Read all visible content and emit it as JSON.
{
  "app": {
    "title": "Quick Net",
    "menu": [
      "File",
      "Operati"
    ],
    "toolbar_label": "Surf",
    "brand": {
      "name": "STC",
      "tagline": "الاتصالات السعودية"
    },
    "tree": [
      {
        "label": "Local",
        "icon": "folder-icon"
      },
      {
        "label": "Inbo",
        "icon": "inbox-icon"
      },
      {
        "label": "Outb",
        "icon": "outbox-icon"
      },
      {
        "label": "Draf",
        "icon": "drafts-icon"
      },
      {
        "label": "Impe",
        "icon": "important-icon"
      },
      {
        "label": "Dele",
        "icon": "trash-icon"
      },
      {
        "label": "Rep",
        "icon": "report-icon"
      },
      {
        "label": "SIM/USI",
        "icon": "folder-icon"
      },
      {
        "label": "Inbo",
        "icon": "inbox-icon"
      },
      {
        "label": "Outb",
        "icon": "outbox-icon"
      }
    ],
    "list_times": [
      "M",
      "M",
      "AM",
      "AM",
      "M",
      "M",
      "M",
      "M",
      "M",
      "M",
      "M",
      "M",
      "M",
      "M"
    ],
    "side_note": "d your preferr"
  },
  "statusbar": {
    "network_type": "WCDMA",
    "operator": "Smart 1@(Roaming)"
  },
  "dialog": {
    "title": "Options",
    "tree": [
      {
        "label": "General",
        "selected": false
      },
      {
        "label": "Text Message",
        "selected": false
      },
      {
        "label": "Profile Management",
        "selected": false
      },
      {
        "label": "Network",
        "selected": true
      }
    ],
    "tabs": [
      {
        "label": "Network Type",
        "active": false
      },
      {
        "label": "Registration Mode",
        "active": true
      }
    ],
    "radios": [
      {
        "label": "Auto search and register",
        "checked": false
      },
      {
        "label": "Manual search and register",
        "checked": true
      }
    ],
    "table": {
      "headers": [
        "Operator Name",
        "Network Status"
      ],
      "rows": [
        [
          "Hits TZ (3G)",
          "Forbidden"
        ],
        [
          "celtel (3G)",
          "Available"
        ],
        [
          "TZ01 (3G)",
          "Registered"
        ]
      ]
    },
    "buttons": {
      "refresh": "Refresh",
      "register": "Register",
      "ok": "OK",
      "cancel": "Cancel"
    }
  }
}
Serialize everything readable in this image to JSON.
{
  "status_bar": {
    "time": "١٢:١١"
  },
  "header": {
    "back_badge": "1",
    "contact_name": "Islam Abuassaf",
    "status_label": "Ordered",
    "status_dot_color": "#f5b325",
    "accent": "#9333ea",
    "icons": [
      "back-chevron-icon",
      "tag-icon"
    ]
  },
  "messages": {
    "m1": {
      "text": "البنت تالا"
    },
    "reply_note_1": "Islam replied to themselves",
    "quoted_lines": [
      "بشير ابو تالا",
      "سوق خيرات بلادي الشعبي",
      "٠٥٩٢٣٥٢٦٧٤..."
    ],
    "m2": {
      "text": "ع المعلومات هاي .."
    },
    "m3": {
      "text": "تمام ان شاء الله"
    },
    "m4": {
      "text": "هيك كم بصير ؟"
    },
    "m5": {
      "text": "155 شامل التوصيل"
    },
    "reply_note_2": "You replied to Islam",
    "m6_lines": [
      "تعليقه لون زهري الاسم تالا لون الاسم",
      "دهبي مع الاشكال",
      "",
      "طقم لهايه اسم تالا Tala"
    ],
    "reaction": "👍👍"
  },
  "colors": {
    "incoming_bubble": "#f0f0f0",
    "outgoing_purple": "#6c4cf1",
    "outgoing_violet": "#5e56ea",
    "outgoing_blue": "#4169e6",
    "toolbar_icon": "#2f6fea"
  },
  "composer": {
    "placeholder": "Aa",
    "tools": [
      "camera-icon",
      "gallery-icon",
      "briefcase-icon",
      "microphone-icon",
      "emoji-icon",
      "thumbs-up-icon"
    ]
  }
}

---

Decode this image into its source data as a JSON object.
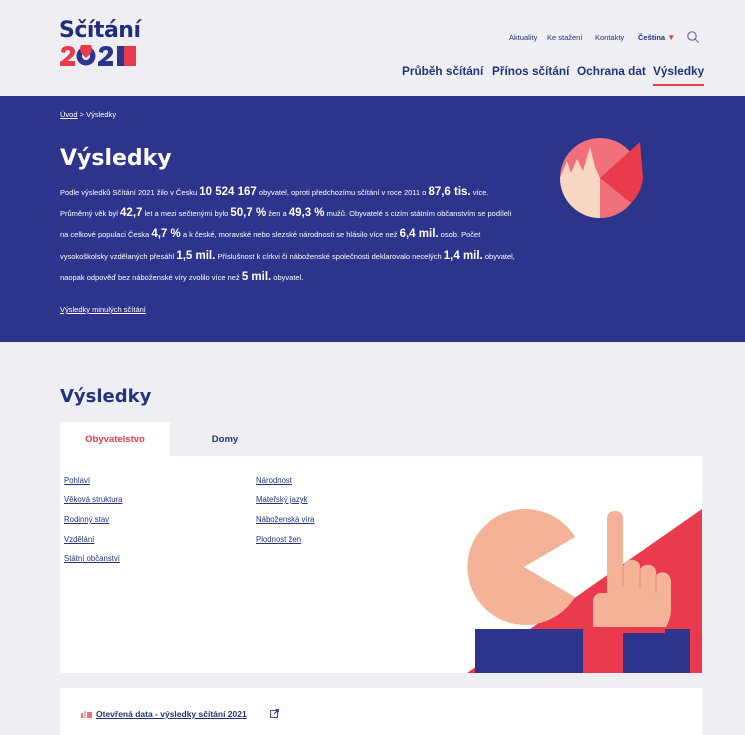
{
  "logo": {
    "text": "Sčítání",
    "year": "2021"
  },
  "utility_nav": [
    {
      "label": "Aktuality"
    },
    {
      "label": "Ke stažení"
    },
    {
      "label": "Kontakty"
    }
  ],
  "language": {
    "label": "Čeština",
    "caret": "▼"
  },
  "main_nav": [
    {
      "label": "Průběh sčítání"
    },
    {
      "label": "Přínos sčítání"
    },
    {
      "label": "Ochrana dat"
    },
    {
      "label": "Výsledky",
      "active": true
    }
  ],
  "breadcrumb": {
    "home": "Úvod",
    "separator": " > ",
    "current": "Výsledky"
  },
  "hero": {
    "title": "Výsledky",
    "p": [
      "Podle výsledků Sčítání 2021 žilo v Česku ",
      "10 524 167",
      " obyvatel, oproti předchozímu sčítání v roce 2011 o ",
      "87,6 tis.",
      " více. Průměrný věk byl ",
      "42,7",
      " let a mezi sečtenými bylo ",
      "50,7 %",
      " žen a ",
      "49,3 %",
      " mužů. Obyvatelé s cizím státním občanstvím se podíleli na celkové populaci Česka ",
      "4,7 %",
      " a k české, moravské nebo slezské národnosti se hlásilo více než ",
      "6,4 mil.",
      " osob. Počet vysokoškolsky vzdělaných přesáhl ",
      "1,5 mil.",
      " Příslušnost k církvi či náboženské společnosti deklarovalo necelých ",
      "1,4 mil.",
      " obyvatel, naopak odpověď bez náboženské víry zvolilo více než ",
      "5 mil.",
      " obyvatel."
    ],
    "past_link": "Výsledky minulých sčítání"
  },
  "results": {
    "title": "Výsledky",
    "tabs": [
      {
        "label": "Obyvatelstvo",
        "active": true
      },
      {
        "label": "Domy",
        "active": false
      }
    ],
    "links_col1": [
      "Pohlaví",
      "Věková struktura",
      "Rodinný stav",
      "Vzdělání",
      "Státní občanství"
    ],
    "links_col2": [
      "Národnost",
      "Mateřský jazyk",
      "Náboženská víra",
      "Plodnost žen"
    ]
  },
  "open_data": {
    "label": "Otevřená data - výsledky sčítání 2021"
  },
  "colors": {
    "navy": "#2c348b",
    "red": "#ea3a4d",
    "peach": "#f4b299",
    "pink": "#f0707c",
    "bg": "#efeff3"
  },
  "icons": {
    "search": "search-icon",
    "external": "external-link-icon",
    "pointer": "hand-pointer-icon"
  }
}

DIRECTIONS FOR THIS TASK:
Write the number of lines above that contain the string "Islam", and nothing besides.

TASK SOLUTION:
3